Kim has been at NASA since 2015 when he was hired by Wade Sisler, Executive Producer for Department of Communications at NASA Goddard Space Center and Conceptual Image Lab team. Working as lead animator with producer Genna Duberstein on animation projects like 2015’s “Lunar Eclipse” (which received four million views on YouTube) and 2017’s “Solar Eclipse” propelled Krystofer’s work into main stream exposure. Because these productions became public domain benefiting the science community and the general population, they were utilized by massive outlets like NatGeo and others to explain and describe these celestial occurrences. Duberstein primarily credits the ubiquitous popularity of these productions to Kim stating, “Krystofer is able to quickly grasp the science and make it accessible to a general audience. He has a fantastic sense of design and a knack for making tough topics appealing. I worked with Krystofer on a variety of science stories for the Heliophysics division at NASA’s Goddard Space Flight Center.” Some of these other projects include a two-page spread illustration in a Time Magazine Special Edition (“100 New Scientific Discoveries”), a New York Times Editorial Illustration (“One World Trade Center”), and even The NYC Downtown Short Film Festival (“The Matchbox”).

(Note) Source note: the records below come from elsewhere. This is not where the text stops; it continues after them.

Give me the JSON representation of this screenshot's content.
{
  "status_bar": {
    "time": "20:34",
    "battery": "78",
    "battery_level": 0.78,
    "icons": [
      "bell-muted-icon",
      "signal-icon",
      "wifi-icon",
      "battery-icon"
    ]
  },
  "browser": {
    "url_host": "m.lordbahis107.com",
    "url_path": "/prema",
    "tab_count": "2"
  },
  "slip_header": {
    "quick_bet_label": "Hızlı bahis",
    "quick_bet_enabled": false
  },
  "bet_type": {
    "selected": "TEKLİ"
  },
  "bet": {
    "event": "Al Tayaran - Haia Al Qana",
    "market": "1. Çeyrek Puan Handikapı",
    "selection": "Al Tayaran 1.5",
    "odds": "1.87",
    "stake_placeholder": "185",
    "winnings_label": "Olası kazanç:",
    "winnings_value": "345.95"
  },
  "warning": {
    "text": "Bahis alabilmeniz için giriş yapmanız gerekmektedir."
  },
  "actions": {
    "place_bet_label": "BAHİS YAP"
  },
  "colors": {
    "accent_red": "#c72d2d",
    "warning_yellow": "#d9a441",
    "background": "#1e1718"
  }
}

This stylized retro-feel yet full color illustrations and animation coupled with the information from NASA scientists is the perfect concoction to appeal to the masses. His work at NASA has given Krystofer a definitive cool factor for party conversations with strangers. Krystofer concedes, “I’ve always loved science. I was interested in how the world worked but I actually had some impediments to this love growing up in Korea. The Korean educational system divides students on two tracks, science/engineering or liberal arts. Because my math scores weren’t good enough at the end of middle school, I was not allowed take the Science track. I was always self-educating myself in scientific topics. I think this viewpoint of looking into science topics from an outsider’s perspective, always struggling to understand hard concepts and had to teach myself to gain understanding, was a great practice in being the conveyer of conceptual scientific topics to general public. I stand somewhere in between the scientists and the general public and be able to liaison. I’ve found my niche in an environment that I enjoy and find fulfilling.”